__Records supplied__.
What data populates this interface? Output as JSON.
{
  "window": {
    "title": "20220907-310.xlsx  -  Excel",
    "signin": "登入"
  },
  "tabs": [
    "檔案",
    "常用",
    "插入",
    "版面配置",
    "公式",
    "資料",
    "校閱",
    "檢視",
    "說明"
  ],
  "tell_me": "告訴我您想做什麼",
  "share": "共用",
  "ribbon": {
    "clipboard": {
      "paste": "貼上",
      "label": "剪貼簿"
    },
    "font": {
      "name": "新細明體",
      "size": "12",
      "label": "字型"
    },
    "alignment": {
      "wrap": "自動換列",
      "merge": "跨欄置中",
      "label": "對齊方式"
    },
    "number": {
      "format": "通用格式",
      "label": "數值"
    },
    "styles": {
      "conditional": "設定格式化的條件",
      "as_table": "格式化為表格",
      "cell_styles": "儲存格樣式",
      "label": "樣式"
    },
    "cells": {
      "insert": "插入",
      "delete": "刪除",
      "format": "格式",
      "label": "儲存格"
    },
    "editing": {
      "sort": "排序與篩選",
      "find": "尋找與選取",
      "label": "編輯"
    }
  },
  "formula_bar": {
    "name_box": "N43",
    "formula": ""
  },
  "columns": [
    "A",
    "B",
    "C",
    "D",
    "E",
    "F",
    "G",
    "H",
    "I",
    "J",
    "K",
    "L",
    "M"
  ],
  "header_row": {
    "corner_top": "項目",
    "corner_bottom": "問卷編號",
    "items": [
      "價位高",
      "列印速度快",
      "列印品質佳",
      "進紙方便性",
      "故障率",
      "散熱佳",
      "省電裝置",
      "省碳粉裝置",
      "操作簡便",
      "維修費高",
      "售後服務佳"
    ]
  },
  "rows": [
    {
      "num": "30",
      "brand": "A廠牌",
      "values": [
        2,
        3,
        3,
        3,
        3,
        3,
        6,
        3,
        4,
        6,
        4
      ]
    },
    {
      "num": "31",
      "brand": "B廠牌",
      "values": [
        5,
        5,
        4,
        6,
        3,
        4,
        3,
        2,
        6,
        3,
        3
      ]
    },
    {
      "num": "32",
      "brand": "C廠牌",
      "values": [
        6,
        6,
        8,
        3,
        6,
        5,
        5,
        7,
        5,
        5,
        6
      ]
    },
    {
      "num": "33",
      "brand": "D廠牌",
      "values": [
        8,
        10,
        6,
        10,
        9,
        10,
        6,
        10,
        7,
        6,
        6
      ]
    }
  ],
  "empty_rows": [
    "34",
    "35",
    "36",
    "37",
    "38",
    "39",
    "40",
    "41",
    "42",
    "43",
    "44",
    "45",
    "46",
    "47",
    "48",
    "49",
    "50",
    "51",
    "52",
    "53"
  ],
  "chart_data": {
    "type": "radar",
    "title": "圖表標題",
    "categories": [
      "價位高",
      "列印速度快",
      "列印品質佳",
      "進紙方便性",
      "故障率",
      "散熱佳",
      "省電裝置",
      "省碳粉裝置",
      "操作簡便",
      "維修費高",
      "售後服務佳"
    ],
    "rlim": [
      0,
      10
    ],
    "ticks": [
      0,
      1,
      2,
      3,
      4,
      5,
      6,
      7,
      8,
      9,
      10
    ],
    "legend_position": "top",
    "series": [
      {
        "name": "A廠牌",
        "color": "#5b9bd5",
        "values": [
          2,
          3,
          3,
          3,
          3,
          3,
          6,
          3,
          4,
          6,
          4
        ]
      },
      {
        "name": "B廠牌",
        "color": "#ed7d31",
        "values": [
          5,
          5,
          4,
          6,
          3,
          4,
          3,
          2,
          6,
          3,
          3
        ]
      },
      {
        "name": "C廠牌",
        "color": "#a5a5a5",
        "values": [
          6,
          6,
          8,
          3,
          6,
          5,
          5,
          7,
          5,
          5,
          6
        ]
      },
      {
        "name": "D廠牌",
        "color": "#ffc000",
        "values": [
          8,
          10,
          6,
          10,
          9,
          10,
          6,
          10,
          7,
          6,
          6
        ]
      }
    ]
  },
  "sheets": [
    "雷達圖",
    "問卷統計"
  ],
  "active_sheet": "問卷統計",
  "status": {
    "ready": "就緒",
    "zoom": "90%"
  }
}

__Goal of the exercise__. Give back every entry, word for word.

__Reply__.
What data populates this interface? Output as JSON.
{
  "window": {
    "title": "20220907-310.xlsx  -  Excel",
    "signin": "登入"
  },
  "tabs": [
    "檔案",
    "常用",
    "插入",
    "版面配置",
    "公式",
    "資料",
    "校閱",
    "檢視",
    "說明"
  ],
  "tell_me": "告訴我您想做什麼",
  "share": "共用",
  "ribbon": {
    "clipboard": {
      "paste": "貼上",
      "label": "剪貼簿"
    },
    "font": {
      "name": "新細明體",
      "size": "12",
      "label": "字型"
    },
    "alignment": {
      "wrap": "自動換列",
      "merge": "跨欄置中",
      "label": "對齊方式"
    },
    "number": {
      "format": "通用格式",
      "label": "數值"
    },
    "styles": {
      "conditional": "設定格式化的條件",
      "as_table": "格式化為表格",
      "cell_styles": "儲存格樣式",
      "label": "樣式"
    },
    "cells": {
      "insert": "插入",
      "delete": "刪除",
      "format": "格式",
      "label": "儲存格"
    },
    "editing": {
      "sort": "排序與篩選",
      "find": "尋找與選取",
      "label": "編輯"
    }
  },
  "formula_bar": {
    "name_box": "N43",
    "formula": ""
  },
  "columns": [
    "A",
    "B",
    "C",
    "D",
    "E",
    "F",
    "G",
    "H",
    "I",
    "J",
    "K",
    "L",
    "M"
  ],
  "header_row": {
    "corner_top": "項目",
    "corner_bottom": "問卷編號",
    "items": [
      "價位高",
      "列印速度快",
      "列印品質佳",
      "進紙方便性",
      "故障率",
      "散熱佳",
      "省電裝置",
      "省碳粉裝置",
      "操作簡便",
      "維修費高",
      "售後服務佳"
    ]
  },
  "rows": [
    {
      "num": "30",
      "brand": "A廠牌",
      "values": [
        2,
        3,
        3,
        3,
        3,
        3,
        6,
        3,
        4,
        6,
        4
      ]
    },
    {
      "num": "31",
      "brand": "B廠牌",
      "values": [
        5,
        5,
        4,
        6,
        3,
        4,
        3,
        2,
        6,
        3,
        3
      ]
    },
    {
      "num": "32",
      "brand": "C廠牌",
      "values": [
        6,
        6,
        8,
        3,
        6,
        5,
        5,
        7,
        5,
        5,
        6
      ]
    },
    {
      "num": "33",
      "brand": "D廠牌",
      "values": [
        8,
        10,
        6,
        10,
        9,
        10,
        6,
        10,
        7,
        6,
        6
      ]
    }
  ],
  "empty_rows": [
    "34",
    "35",
    "36",
    "37",
    "38",
    "39",
    "40",
    "41",
    "42",
    "43",
    "44",
    "45",
    "46",
    "47",
    "48",
    "49",
    "50",
    "51",
    "52",
    "53"
  ],
  "chart_data": {
    "type": "radar",
    "title": "圖表標題",
    "categories": [
      "價位高",
      "列印速度快",
      "列印品質佳",
      "進紙方便性",
      "故障率",
      "散熱佳",
      "省電裝置",
      "省碳粉裝置",
      "操作簡便",
      "維修費高",
      "售後服務佳"
    ],
    "rlim": [
      0,
      10
    ],
    "ticks": [
      0,
      1,
      2,
      3,
      4,
      5,
      6,
      7,
      8,
      9,
      10
    ],
    "legend_position": "top",
    "series": [
      {
        "name": "A廠牌",
        "color": "#5b9bd5",
        "values": [
          2,
          3,
          3,
          3,
          3,
          3,
          6,
          3,
          4,
          6,
          4
        ]
      },
      {
        "name": "B廠牌",
        "color": "#ed7d31",
        "values": [
          5,
          5,
          4,
          6,
          3,
          4,
          3,
          2,
          6,
          3,
          3
        ]
      },
      {
        "name": "C廠牌",
        "color": "#a5a5a5",
        "values": [
          6,
          6,
          8,
          3,
          6,
          5,
          5,
          7,
          5,
          5,
          6
        ]
      },
      {
        "name": "D廠牌",
        "color": "#ffc000",
        "values": [
          8,
          10,
          6,
          10,
          9,
          10,
          6,
          10,
          7,
          6,
          6
        ]
      }
    ]
  },
  "sheets": [
    "雷達圖",
    "問卷統計"
  ],
  "active_sheet": "問卷統計",
  "status": {
    "ready": "就緒",
    "zoom": "90%"
  }
}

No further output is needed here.